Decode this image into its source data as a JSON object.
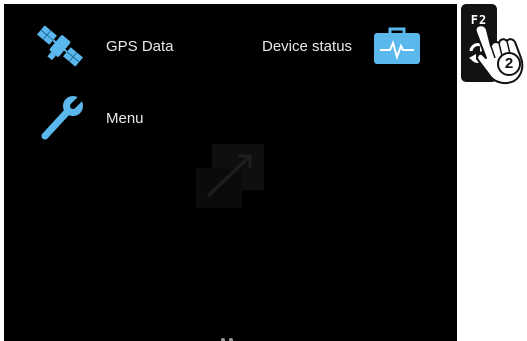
{
  "menu": {
    "gps_data": {
      "label": "GPS Data",
      "icon": "satellite-icon"
    },
    "device_status": {
      "label": "Device status",
      "icon": "medical-case-icon"
    },
    "menu": {
      "label": "Menu",
      "icon": "wrench-icon"
    }
  },
  "hardware_key": {
    "label": "F2",
    "icon": "cycle-arrows-icon"
  },
  "instruction": {
    "step": "2",
    "icon": "pointing-hand-icon"
  },
  "colors": {
    "screen_background": "#000000",
    "label_text": "#e9e9e9",
    "icon_accent": "#5bb8ec",
    "key_background": "#121212"
  }
}
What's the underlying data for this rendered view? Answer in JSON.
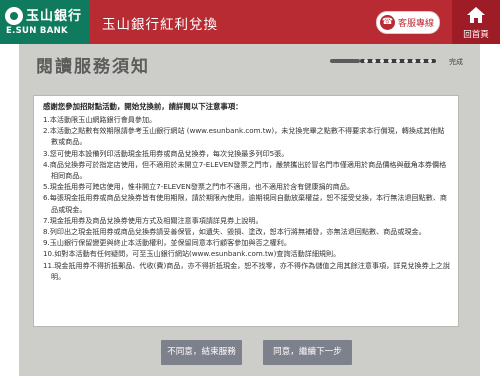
{
  "header": {
    "logo_cn": "玉山銀行",
    "logo_en": "E.SUN BANK",
    "app_title": "玉山銀行紅利兌換",
    "service_label": "客服專線",
    "home_label": "回首頁"
  },
  "page": {
    "title": "閱讀服務須知",
    "progress_label": "完成",
    "progress_fraction": 0.25
  },
  "notice": {
    "header": "感謝您參加招財點活動，開始兌換前，請詳閱以下注意事項：",
    "items": [
      "1.本活動限玉山網路銀行會員參加。",
      "2.本活動之點數有效期限請參考玉山銀行網站 (www.esunbank.com.tw)，未兌換完畢之點數不得要求本行償現，轉換成其他點數或商品。",
      "3.您可使用本設備列印活動現金抵用券或商品兌換券，每次兌換最多列印5張。",
      "4.商品兌換券可於指定店使用，但不適用於未開立7-ELEVEN發票之門市，嚴禁攜出於冒名門市僅適用於商品價格與截角本券價格相同商品。",
      "5.現金抵用券可跨店使用，惟非開立7-ELEVEN發票之門市不適用，也不適用於含有健康捐的商品。",
      "6.每張現金抵用券或商品兌換券皆有使用期限，請於期限內使用，逾期視同自動放棄權益，恕不接受兌換，本行無法退回點數、商品或現金。",
      "7.現金抵用券及商品兌換券使用方式及相關注意事項請詳見券上說明。",
      "8.列印出之現金抵用券或商品兌換券請妥善保管，如遺失、毀損、塗改，恕本行將無補發，亦無法退回點數、商品或現金。",
      "9.玉山銀行保留變更與終止本活動權利，並保留同意本行顧客參加與否之權利。",
      "10.如對本活動有任何疑問，可至玉山銀行網站(www.esunbank.com.tw)查詢活動詳細規則。",
      "11.現金抵用券不得折抵郵品、代收(費)商品，亦不得折抵現金，恕不找零，亦不得作為儲值之用其餘注意事項，詳見兌換券上之說明。"
    ]
  },
  "buttons": {
    "disagree": "不同意，結束服務",
    "agree": "同意，繼續下一步"
  },
  "colors": {
    "brand_green": "#0f7a5d",
    "brand_red": "#b82b33",
    "home_red": "#9e1c25",
    "panel_gray": "#cdcdc9",
    "button_gray": "#7d818b"
  },
  "icons": {
    "logo": "esun-logo-icon",
    "service": "phone-icon",
    "home": "home-icon"
  }
}
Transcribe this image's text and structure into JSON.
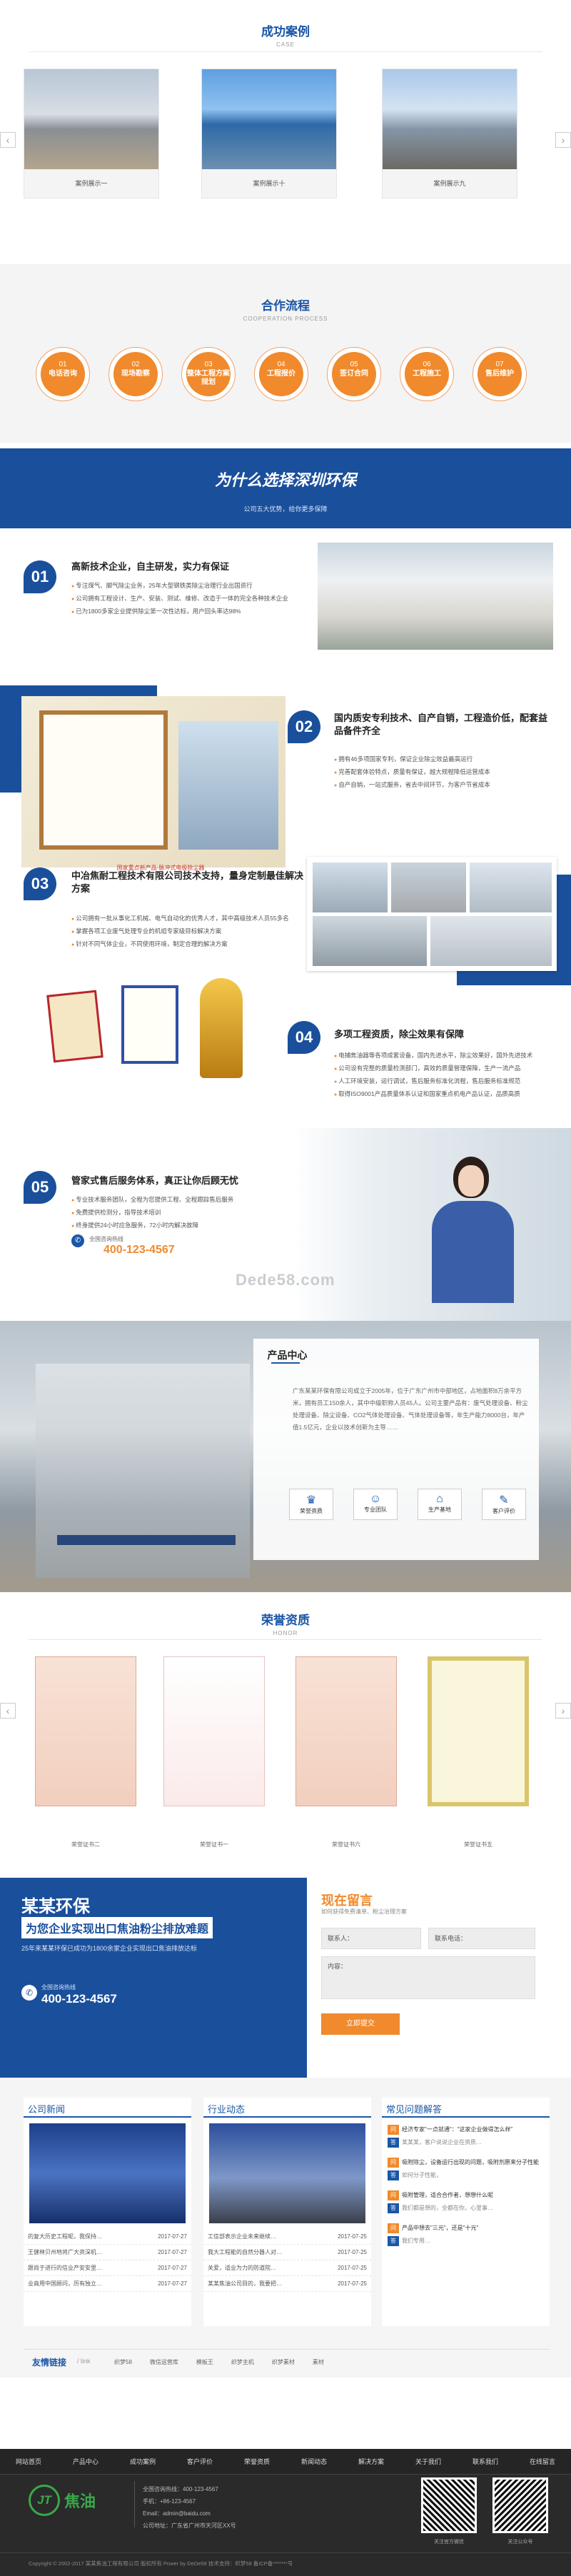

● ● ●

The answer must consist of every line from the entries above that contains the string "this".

Decode this image into its source data as a JSON object.
What's the underlying data for this rendered view? Answer in JSON.
Transcribe this image's text and structure into JSON.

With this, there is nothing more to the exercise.